#### EXERCISE REQUIREMENTS:
From the entries that follow, copy each line containing the word "JSON".

** Opening EXTRACTED MATERIAL block **

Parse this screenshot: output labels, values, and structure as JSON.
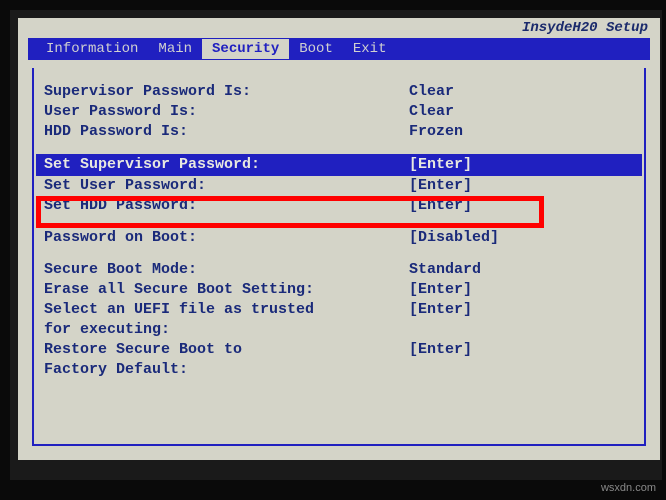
{
  "header": {
    "brand": "InsydeH20 Setup"
  },
  "menu": {
    "items": [
      "Information",
      "Main",
      "Security",
      "Boot",
      "Exit"
    ],
    "active_index": 2
  },
  "security": {
    "status": [
      {
        "label": "Supervisor Password Is:",
        "value": "Clear"
      },
      {
        "label": "User Password Is:",
        "value": "Clear"
      },
      {
        "label": "HDD Password Is:",
        "value": "Frozen"
      }
    ],
    "set_pw": [
      {
        "label": "Set Supervisor Password:",
        "value": "[Enter]"
      },
      {
        "label": "Set User Password:",
        "value": "[Enter]"
      },
      {
        "label": "Set HDD Password:",
        "value": "[Enter]"
      }
    ],
    "boot_pw": {
      "label": "Password on Boot:",
      "value": "[Disabled]"
    },
    "secure": [
      {
        "label": "Secure Boot Mode:",
        "value": "Standard"
      },
      {
        "label": "Erase all Secure Boot Setting:",
        "value": "[Enter]"
      },
      {
        "label": "Select an UEFI file as trusted",
        "value": "[Enter]"
      },
      {
        "label": "for executing:",
        "value": ""
      },
      {
        "label": "Restore Secure Boot to",
        "value": "[Enter]"
      },
      {
        "label": "Factory Default:",
        "value": ""
      }
    ]
  },
  "watermark": "wsxdn.com"
}
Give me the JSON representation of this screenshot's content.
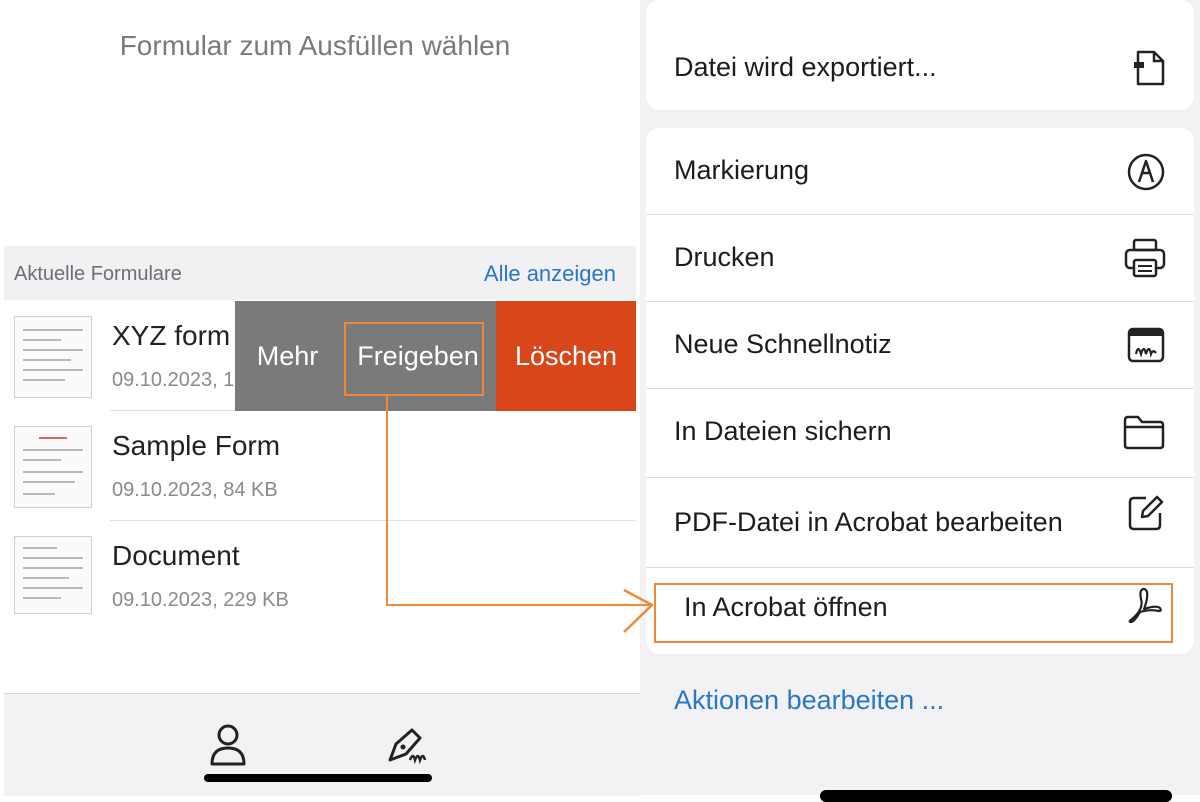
{
  "left": {
    "title": "Formular zum Ausfüllen wählen",
    "recent_label": "Aktuelle Formulare",
    "view_all": "Alle anzeigen",
    "documents": [
      {
        "name": "XYZ form",
        "meta": "09.10.2023, 1"
      },
      {
        "name": "Sample Form",
        "meta": "09.10.2023, 84 KB"
      },
      {
        "name": "Document",
        "meta": "09.10.2023, 229 KB"
      }
    ],
    "swipe_actions": {
      "more": "Mehr",
      "share": "Freigeben",
      "delete": "Löschen"
    },
    "tabs": [
      {
        "icon": "person-icon"
      },
      {
        "icon": "signature-pen-icon"
      }
    ]
  },
  "right": {
    "export_row": {
      "label": "Datei wird exportiert...",
      "icon": "document-export-icon"
    },
    "actions": [
      {
        "label": "Markierung",
        "icon": "markup-pen-icon"
      },
      {
        "label": "Drucken",
        "icon": "printer-icon"
      },
      {
        "label": "Neue Schnellnotiz",
        "icon": "quick-note-icon"
      },
      {
        "label": "In Dateien sichern",
        "icon": "folder-icon"
      },
      {
        "label": "PDF-Datei in Acrobat bearbeiten",
        "icon": "edit-square-icon"
      },
      {
        "label": "In Acrobat öffnen",
        "icon": "acrobat-icon"
      }
    ],
    "edit_actions": "Aktionen bearbeiten ..."
  },
  "colors": {
    "accent_blue": "#2a78c5",
    "delete_red": "#d8461a",
    "swipe_gray": "#7a7a7a",
    "annotation_orange": "#f0883a"
  }
}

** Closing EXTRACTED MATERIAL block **

#### RESULT FOR THIS TASK:
Parse this screenshot: output labels, values, and structure as JSON.
Give me the JSON representation of this screenshot's content.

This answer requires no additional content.